C. trachomatis  bacteria are transmitted by having vaginal, anal or oral sex with someone who is infected. Infection of a pregnant woman may spread to the uterus after delivery (late postpartum endometritis). In addition, the infant may develop C. trachomatis -related conjunctivitis (eye infection) and pneumonia.

There is no vaccine to prevent chlamydia. However, sexually active people can follow preventative steps to reduce the risk of acquiring C. trachomatis, including:

  • Proper use of latex condoms for males and polyurethane dental dams for females

  • Limiting the number of sex partners

  • Regular screening for chlamydia

A mutually monogamous sexual relationship with an uninfected partner or abstinence are the most effective ways to avoid infection.

Many people with chlamydia have no symptoms, especially in the early stages of the infection, which is why it is recommended for sexually active people to be screened. Females with symptoms of chlamydia may experience:

  • Vaginal discharge

  • Vaginal itching

  • Vaginal bleeding when not menstruating

  • Painful sexual intercourse

Men with chlamydia may experience discharge from the penis or swelling and pain in the testicles. For those with chlamydia symptoms, it is advised to seek a diagnosis.

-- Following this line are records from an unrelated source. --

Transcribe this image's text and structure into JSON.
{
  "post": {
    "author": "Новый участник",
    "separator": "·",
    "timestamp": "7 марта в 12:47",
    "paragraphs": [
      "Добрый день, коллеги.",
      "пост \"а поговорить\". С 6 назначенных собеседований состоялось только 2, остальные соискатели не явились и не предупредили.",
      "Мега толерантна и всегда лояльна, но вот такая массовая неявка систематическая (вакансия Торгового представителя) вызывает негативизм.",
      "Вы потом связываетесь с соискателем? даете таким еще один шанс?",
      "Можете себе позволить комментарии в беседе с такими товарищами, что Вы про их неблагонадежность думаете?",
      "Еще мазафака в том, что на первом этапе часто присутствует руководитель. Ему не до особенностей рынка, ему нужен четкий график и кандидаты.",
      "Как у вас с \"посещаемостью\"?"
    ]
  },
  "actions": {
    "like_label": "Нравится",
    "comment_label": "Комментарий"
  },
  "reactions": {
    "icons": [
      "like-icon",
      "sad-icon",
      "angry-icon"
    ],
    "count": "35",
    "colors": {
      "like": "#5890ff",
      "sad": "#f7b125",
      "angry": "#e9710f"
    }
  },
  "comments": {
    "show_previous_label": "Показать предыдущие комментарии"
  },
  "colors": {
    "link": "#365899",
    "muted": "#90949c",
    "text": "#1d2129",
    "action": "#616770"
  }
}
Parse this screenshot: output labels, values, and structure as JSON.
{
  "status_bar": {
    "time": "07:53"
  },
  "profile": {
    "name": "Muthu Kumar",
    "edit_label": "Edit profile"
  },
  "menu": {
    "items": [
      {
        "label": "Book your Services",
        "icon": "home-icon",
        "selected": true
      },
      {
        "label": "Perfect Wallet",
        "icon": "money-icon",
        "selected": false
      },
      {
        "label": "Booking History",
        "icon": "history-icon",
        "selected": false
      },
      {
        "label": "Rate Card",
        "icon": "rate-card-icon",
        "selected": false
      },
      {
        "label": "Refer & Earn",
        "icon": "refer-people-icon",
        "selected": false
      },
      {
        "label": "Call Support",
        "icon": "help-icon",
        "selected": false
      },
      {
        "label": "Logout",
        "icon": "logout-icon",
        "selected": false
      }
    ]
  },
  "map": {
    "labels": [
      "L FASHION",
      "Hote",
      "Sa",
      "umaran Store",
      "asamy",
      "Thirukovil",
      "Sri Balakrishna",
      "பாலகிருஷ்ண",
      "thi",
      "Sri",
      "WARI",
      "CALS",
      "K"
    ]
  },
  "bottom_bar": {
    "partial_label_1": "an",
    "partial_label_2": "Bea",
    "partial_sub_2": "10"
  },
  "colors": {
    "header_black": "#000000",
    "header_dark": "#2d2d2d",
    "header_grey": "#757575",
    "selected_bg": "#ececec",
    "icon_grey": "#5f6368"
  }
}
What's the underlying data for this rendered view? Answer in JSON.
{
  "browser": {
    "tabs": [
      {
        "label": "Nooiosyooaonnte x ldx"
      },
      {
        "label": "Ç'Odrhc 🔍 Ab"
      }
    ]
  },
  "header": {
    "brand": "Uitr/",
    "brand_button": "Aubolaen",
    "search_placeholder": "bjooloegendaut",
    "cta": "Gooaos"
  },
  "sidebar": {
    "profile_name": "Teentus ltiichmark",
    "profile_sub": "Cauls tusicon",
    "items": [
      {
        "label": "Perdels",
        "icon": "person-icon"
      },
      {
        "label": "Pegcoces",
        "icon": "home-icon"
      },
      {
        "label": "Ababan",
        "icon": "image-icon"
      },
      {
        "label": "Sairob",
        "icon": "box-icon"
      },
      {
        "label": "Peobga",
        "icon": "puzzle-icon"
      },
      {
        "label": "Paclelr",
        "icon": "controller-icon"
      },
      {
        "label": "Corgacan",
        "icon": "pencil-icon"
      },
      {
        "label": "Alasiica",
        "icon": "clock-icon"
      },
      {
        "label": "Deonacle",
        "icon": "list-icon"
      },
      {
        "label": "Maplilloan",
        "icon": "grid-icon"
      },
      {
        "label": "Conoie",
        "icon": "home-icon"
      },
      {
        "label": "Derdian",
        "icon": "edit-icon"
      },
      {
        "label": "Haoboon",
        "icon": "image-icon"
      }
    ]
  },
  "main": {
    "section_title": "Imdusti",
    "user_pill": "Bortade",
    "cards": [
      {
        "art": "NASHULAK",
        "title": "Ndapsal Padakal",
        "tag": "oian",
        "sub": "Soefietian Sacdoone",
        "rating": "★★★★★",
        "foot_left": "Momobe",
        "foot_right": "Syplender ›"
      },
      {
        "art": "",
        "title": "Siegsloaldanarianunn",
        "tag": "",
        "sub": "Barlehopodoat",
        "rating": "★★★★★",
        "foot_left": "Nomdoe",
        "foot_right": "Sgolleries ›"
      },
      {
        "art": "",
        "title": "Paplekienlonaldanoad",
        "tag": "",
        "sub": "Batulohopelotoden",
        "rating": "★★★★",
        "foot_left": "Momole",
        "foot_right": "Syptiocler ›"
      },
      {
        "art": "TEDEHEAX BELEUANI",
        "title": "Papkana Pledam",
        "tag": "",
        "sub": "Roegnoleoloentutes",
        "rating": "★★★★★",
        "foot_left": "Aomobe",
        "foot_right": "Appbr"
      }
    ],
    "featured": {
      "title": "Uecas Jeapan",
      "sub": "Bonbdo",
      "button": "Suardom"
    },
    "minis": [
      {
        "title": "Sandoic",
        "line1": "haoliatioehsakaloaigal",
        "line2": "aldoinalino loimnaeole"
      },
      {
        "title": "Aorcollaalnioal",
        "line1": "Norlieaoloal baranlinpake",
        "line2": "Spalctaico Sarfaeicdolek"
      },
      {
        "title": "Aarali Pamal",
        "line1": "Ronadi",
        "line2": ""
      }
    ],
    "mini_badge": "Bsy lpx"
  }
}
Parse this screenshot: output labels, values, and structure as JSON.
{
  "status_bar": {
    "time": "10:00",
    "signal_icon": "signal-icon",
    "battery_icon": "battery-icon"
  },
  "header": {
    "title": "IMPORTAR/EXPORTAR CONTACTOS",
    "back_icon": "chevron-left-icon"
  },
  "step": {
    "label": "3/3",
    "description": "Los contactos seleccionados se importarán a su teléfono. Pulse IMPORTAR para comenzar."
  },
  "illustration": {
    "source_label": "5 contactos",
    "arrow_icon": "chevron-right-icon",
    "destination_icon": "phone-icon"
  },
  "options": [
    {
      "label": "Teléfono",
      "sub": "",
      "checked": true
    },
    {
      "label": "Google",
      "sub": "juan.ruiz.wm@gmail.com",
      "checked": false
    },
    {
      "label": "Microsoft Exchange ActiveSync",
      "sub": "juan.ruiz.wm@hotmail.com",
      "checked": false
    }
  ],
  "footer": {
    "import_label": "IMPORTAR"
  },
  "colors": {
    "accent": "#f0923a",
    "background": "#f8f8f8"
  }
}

The diagnosis of a C. trachomatis infection involves sampling of the urethral discharge in males or cervical secretions in females. If an individual engages in anal sexual contact, samples from the rectum may also be required for testing. Traditionally, samples have been tested utilizing fluorescent or monoclonal antibody tests, DNA probe tests, or cell culture methods. Nucleic acid amplification tests, such as polymerase chain reaction and transcription mediated amplification, are now routinely used to identify C. trachomatis.

Standard treatment for chlamydia is the administration of antibiotics, including:

  • Tetracyclines

  • Azithromycin

  • Erythromycin 

Co-infection with gonorrhea or syphilis is common, so patients with signs and symptoms of a sexually transmitted infection should be screened for other sexually transmitted diseases as well. Upon a positive result, all sexual partners should be notified to also be screened for chlamydia. All sexual partners must be treated individually to prevent the transmission, and re-transmission, of the infection. There is no significant immunity following an infection, and individuals may repeatedly contract the disease. A follow-up evaluation may be done four weeks after treatment to determine if the infection has been resolved.